» Activity:
Would you please copy each line of the data in which the string "icon" occurs?

(Web page and app entries)
= Beginning of Section =
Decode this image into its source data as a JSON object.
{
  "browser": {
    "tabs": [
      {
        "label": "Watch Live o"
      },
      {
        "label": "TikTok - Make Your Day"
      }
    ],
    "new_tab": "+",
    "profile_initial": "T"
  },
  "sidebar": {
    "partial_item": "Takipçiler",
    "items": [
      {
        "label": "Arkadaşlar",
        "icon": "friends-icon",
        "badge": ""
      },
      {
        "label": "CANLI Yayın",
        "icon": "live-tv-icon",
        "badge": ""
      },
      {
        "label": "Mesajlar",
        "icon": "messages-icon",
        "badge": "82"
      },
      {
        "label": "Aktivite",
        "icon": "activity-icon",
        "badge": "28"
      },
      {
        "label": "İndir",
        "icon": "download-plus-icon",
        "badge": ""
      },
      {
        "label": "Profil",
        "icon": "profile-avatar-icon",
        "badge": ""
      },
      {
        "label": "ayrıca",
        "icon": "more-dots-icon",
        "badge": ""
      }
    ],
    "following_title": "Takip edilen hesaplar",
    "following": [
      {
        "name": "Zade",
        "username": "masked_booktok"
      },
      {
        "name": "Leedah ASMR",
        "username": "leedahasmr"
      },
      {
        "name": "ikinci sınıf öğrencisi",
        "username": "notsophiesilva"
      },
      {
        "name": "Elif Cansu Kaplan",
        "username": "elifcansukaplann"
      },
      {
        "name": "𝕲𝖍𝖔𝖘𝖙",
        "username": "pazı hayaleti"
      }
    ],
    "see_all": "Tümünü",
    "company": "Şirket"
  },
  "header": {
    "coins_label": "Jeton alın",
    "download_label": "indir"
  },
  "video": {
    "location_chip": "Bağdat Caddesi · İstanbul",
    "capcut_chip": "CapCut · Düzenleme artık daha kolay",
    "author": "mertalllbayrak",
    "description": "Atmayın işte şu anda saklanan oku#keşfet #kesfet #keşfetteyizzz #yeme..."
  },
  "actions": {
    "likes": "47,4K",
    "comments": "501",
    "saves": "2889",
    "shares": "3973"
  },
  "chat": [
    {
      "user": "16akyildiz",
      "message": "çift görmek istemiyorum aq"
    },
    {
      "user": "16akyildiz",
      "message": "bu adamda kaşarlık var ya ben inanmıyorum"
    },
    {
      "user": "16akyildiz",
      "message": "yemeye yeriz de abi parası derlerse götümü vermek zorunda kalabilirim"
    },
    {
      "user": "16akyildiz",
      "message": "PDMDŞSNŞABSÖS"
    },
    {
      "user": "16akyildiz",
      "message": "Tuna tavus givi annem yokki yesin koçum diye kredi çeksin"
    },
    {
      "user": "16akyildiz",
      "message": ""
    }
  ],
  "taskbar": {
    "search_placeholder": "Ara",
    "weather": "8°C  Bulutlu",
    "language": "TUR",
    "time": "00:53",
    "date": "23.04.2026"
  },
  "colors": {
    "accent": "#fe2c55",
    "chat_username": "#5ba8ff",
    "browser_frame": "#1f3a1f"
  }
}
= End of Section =
» Exercise output:
        "icon": "friends-icon",
        "icon": "live-tv-icon",
        "icon": "messages-icon",
        "icon": "activity-icon",
        "icon": "download-plus-icon",
        "icon": "profile-avatar-icon",
        "icon": "more-dots-icon",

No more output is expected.